Be Content

Philippians 4:10-14 But I rejoiced in the Lord greatly, that now at the last your care of me has flourished again; wherein you were also careful, but you lacked opportunity. Not that I speak in respect of want: for I have learned, in whatsoever state I am, therewith to be content. I know both how to be abased, and I know how to abound: every where and in all things I am instructed both to be full and to be hungry, both to abound and to suffer need. I can do all things through Christ which strengthen me. Notwithstanding you have well done, that you did communicate with my affliction. 

‘At the last your care of me has flourished again; wherein you were also careful, but you lacked opportunity.’ For a time, the Philippians ceased to help the apostle, but now their care for him had come to life again. He apologises for their lacking opportunity to help him.

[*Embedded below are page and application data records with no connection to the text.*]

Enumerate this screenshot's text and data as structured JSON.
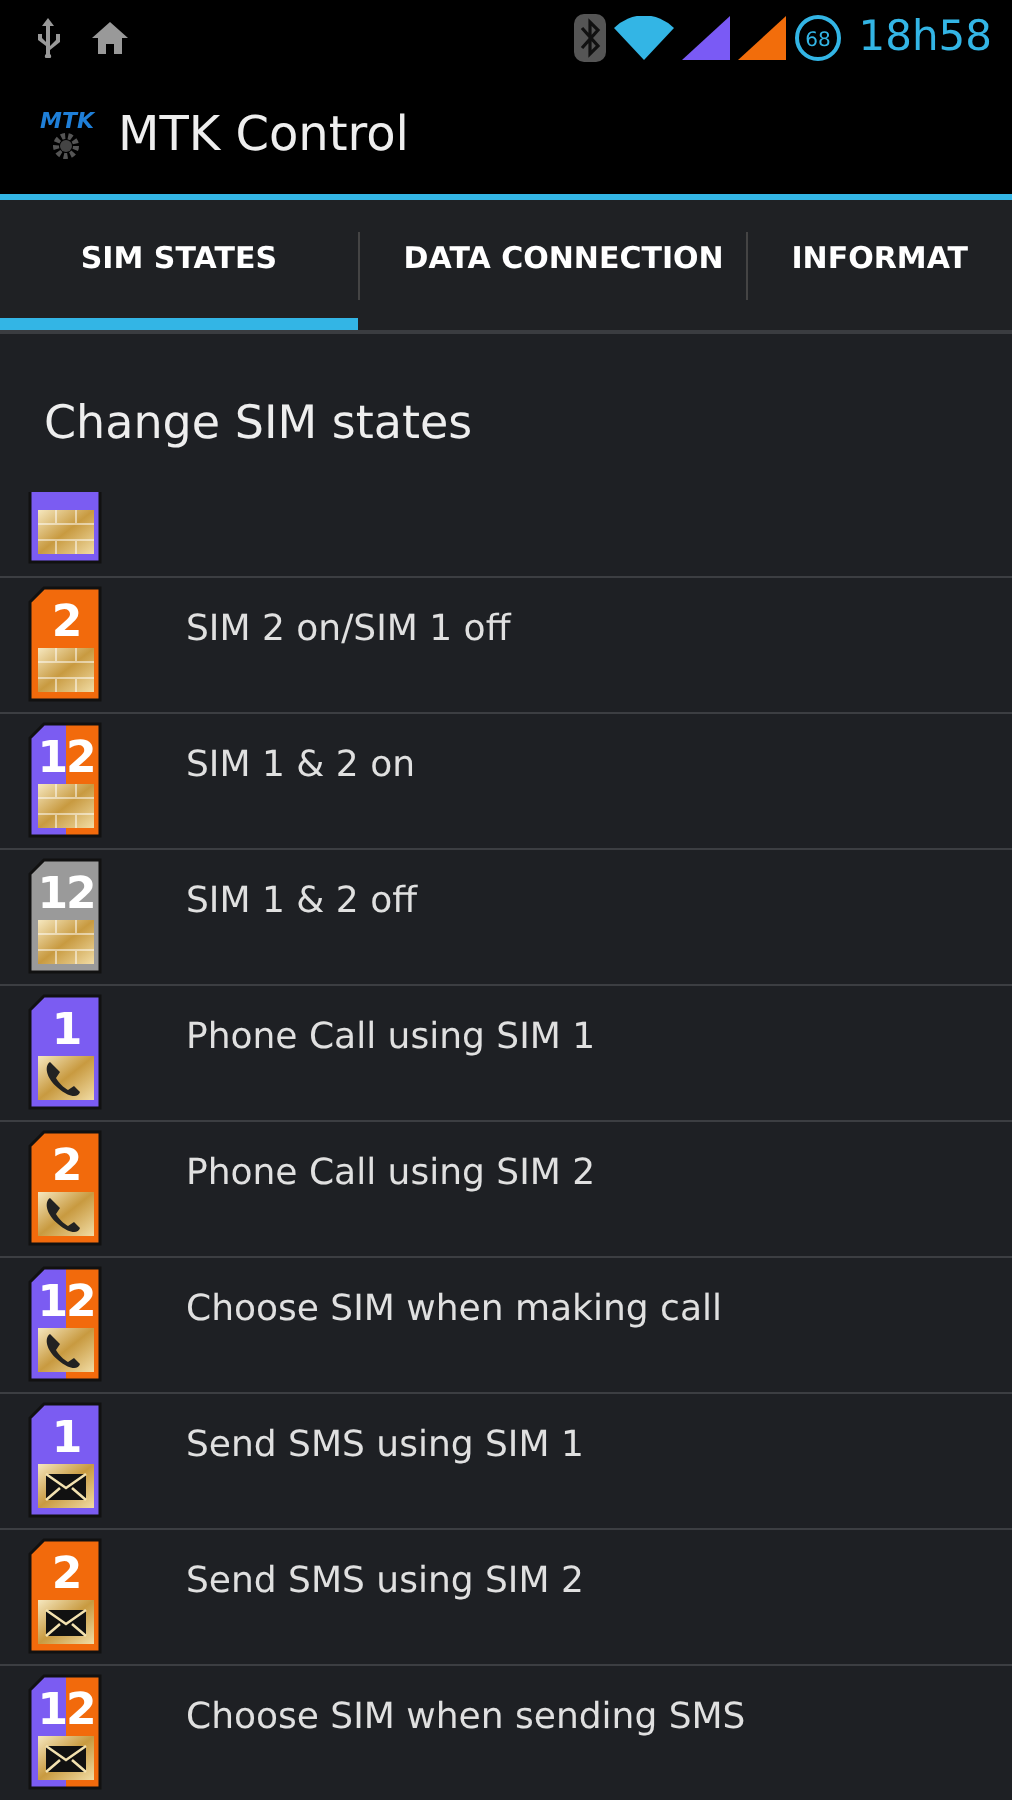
{
  "status_bar": {
    "battery": "68",
    "time": "18h58"
  },
  "app_bar": {
    "logo": "MTK",
    "title": "MTK Control"
  },
  "tabs": [
    {
      "label": "SIM STATES",
      "selected": true
    },
    {
      "label": "DATA CONNECTION",
      "selected": false
    },
    {
      "label": "INFORMAT",
      "selected": false
    }
  ],
  "heading": "Change SIM states",
  "items": [
    {
      "kind": "sim1_plain"
    },
    {
      "kind": "sim2_plain",
      "number": "2",
      "label": "SIM 2 on/SIM 1 off"
    },
    {
      "kind": "both_plain",
      "number": "12",
      "label": "SIM 1 & 2 on"
    },
    {
      "kind": "off_plain",
      "number": "12",
      "label": "SIM 1 & 2 off"
    },
    {
      "kind": "sim1_phone",
      "number": "1",
      "label": "Phone Call using SIM 1"
    },
    {
      "kind": "sim2_phone",
      "number": "2",
      "label": "Phone Call using SIM 2"
    },
    {
      "kind": "both_phone",
      "number": "12",
      "label": "Choose SIM when making call"
    },
    {
      "kind": "sim1_sms",
      "number": "1",
      "label": "Send SMS using SIM 1"
    },
    {
      "kind": "sim2_sms",
      "number": "2",
      "label": "Send SMS using SIM 2"
    },
    {
      "kind": "both_sms",
      "number": "12",
      "label": "Choose SIM when sending SMS"
    }
  ]
}
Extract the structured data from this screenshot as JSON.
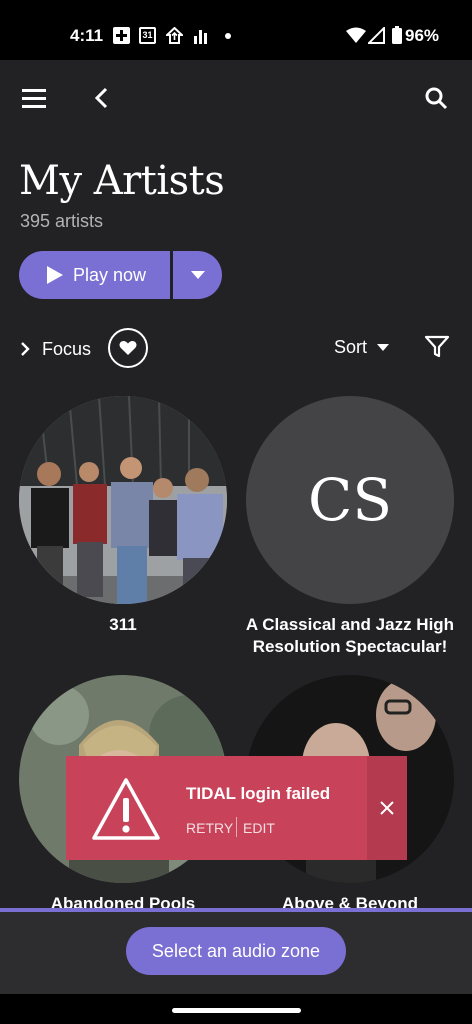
{
  "status_bar": {
    "time": "4:11",
    "battery": "96%",
    "icons": [
      "hospital-cross-icon",
      "calendar-icon",
      "home-upload-icon",
      "signal-bars-icon",
      "dot-icon",
      "wifi-icon",
      "cell-signal-icon",
      "battery-icon"
    ],
    "calendar_day": "31"
  },
  "header": {
    "icons": [
      "menu-icon",
      "back-icon",
      "search-icon"
    ],
    "title": "My Artists",
    "count": "395 artists"
  },
  "actions": {
    "play_label": "Play now",
    "focus_label": "Focus",
    "sort_label": "Sort"
  },
  "artists": [
    {
      "name": "311"
    },
    {
      "name": "A Classical and Jazz High Resolution Spectacular!",
      "monogram": "CS"
    },
    {
      "name": "Abandoned Pools"
    },
    {
      "name": "Above & Beyond"
    }
  ],
  "toast": {
    "title": "TIDAL login failed",
    "retry": "RETRY",
    "edit": "EDIT"
  },
  "bottom": {
    "zone_button": "Select an audio zone"
  },
  "colors": {
    "accent": "#7a6fd3",
    "background": "#222224",
    "toast": "#c8435a"
  }
}
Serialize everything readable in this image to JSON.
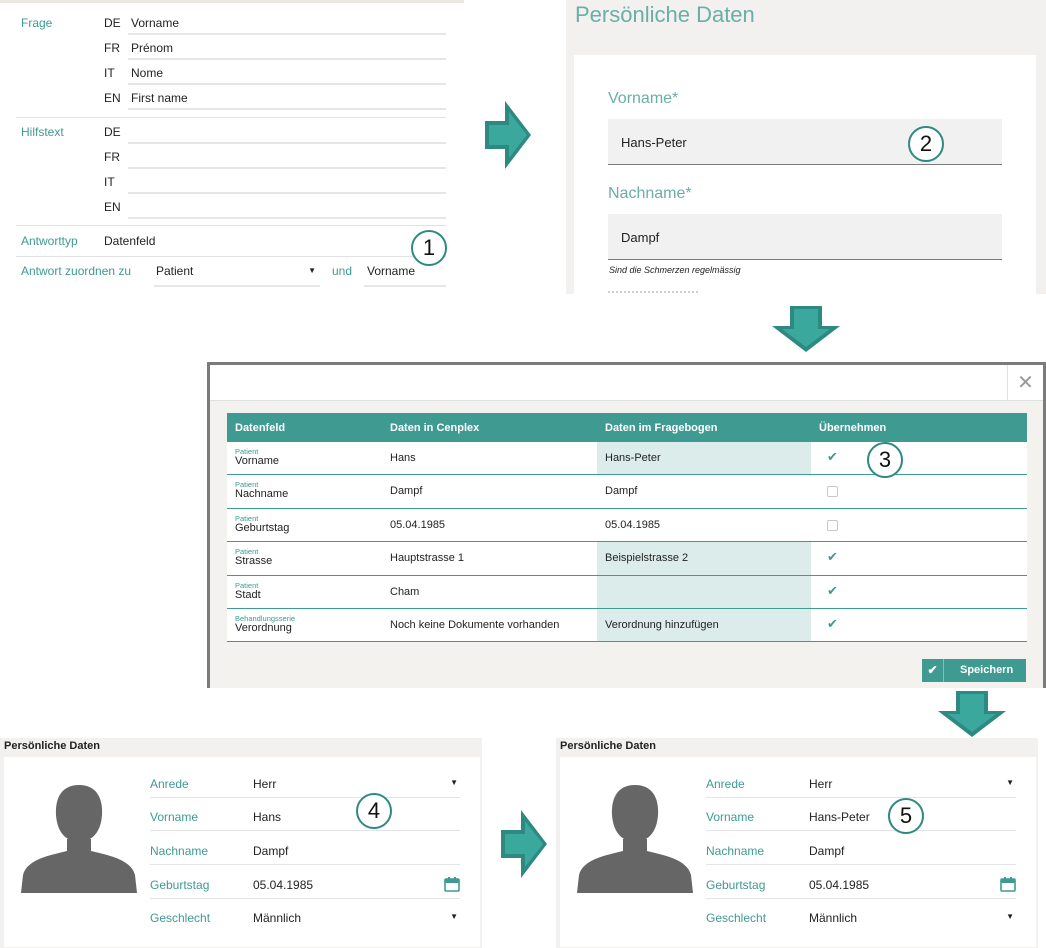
{
  "panel1": {
    "frage_label": "Frage",
    "frage": [
      {
        "lang": "DE",
        "value": "Vorname"
      },
      {
        "lang": "FR",
        "value": "Prénom"
      },
      {
        "lang": "IT",
        "value": "Nome"
      },
      {
        "lang": "EN",
        "value": "First name"
      }
    ],
    "hilfstext_label": "Hilfstext",
    "hilfstext": [
      {
        "lang": "DE",
        "value": ""
      },
      {
        "lang": "FR",
        "value": ""
      },
      {
        "lang": "IT",
        "value": ""
      },
      {
        "lang": "EN",
        "value": ""
      }
    ],
    "antworttyp_label": "Antworttyp",
    "antworttyp_value": "Datenfeld",
    "zuordnen_label": "Antwort zuordnen zu",
    "zuordnen_value": "Patient",
    "und_label": "und",
    "und_value": "Vorname"
  },
  "panel2": {
    "title": "Persönliche Daten",
    "vorname_label": "Vorname*",
    "vorname_value": "Hans-Peter",
    "nachname_label": "Nachname*",
    "nachname_value": "Dampf",
    "hint": "Sind die Schmerzen regelmässig"
  },
  "markers": [
    "1",
    "2",
    "3",
    "4",
    "5"
  ],
  "dialog": {
    "close_label": "✕",
    "columns": [
      "Datenfeld",
      "Daten in Cenplex",
      "Daten im Fragebogen",
      "Übernehmen"
    ],
    "rows": [
      {
        "category": "Patient",
        "field": "Vorname",
        "cenplex": "Hans",
        "fragebogen": "Hans-Peter",
        "highlight": true,
        "checked": true
      },
      {
        "category": "Patient",
        "field": "Nachname",
        "cenplex": "Dampf",
        "fragebogen": "Dampf",
        "highlight": false,
        "checked": false
      },
      {
        "category": "Patient",
        "field": "Geburtstag",
        "cenplex": "05.04.1985",
        "fragebogen": "05.04.1985",
        "highlight": false,
        "checked": false
      },
      {
        "category": "Patient",
        "field": "Strasse",
        "cenplex": "Hauptstrasse 1",
        "fragebogen": "Beispielstrasse 2",
        "highlight": true,
        "checked": true
      },
      {
        "category": "Patient",
        "field": "Stadt",
        "cenplex": "Cham",
        "fragebogen": "",
        "highlight": true,
        "checked": true
      },
      {
        "category": "Behandlungsserie",
        "field": "Verordnung",
        "cenplex": "Noch keine Dokumente vorhanden",
        "fragebogen": "Verordnung hinzufügen",
        "highlight": true,
        "checked": true
      }
    ],
    "save_label": "Speichern"
  },
  "before": {
    "title": "Persönliche Daten",
    "fields": [
      {
        "label": "Anrede",
        "value": "Herr"
      },
      {
        "label": "Vorname",
        "value": "Hans"
      },
      {
        "label": "Nachname",
        "value": "Dampf"
      },
      {
        "label": "Geburtstag",
        "value": "05.04.1985"
      },
      {
        "label": "Geschlecht",
        "value": "Männlich"
      }
    ]
  },
  "after": {
    "title": "Persönliche Daten",
    "fields": [
      {
        "label": "Anrede",
        "value": "Herr"
      },
      {
        "label": "Vorname",
        "value": "Hans-Peter"
      },
      {
        "label": "Nachname",
        "value": "Dampf"
      },
      {
        "label": "Geburtstag",
        "value": "05.04.1985"
      },
      {
        "label": "Geschlecht",
        "value": "Männlich"
      }
    ]
  },
  "colors": {
    "accent": "#3f9a92",
    "arrow": "#2e8a80",
    "highlight": "#dcecea",
    "panel_bg": "#f2f1ef"
  },
  "icons": [
    "arrow-right-icon",
    "arrow-down-icon",
    "check-icon",
    "close-icon",
    "calendar-icon",
    "chevron-down-icon",
    "avatar-silhouette-icon"
  ]
}
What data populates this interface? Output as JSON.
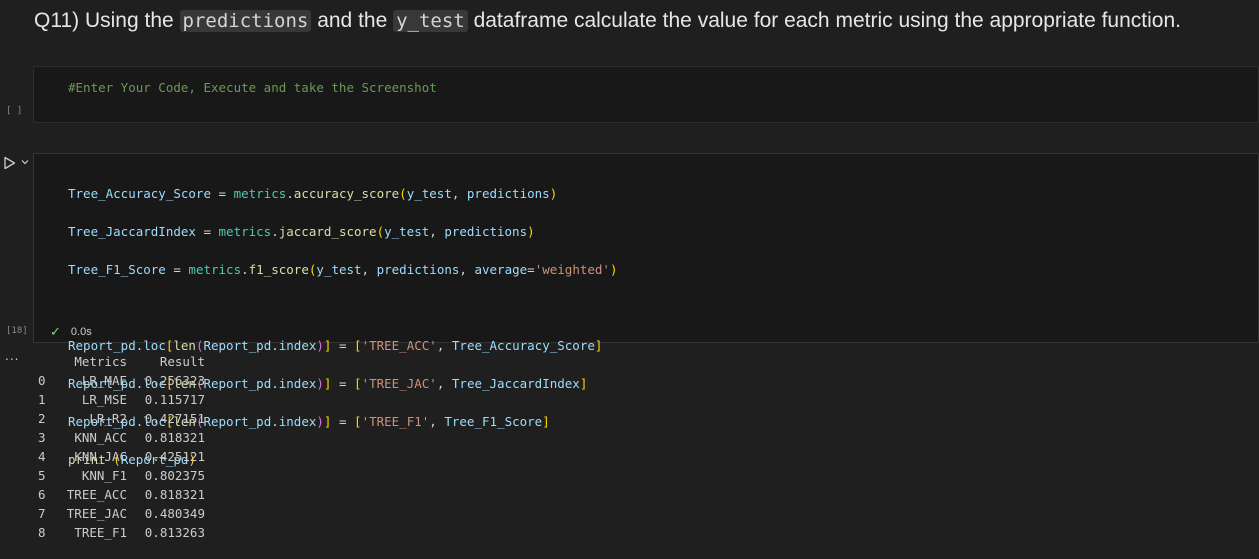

Paul was always thankful for the help but he never made any demands upon converts to support him. Here he does not speak of it to receive from them, but to praise them for their help (4:11-19).

‘For I have learned, in whatsoever state I am, therewith to be content.’ Ten great lessons to learn: Be content under all circumstances (4:11). How to be abased (4:12); how to abound; in all places; in all things; to be full; to be hungry; to abound; to suffer need; that nothing is impossible through Jesus Christ (4:13; Matt. 17:20; Mark 9:23; 11:22-24; John 14:12-15; 15:7, 16). We must be thankful and content in life not striving to live above our means or status (Rom. 12:3).

‘I can do all things through Christ which strengthen me.’ When we have God’s Word in us, through faith and obedience, (Rom. 11:6) we are in unity with Christ (John 15:1-7) and can only then claim to be able to do all things through His, and not our own, strength. All things: Do all things for God’s glory (1Cor. 10:31; Col. 3:17, 3:23). Do all things in love (1Cor. 13:4). To do all things without murmurings and disputings (Php. 2:14). Do all things in Jesus’ name (Col. 3:17).

‘Affliction’ [Greek: thlipsis] is not a disease, as usually understood, but tribulation. Not once is it used for physical sickness or illness.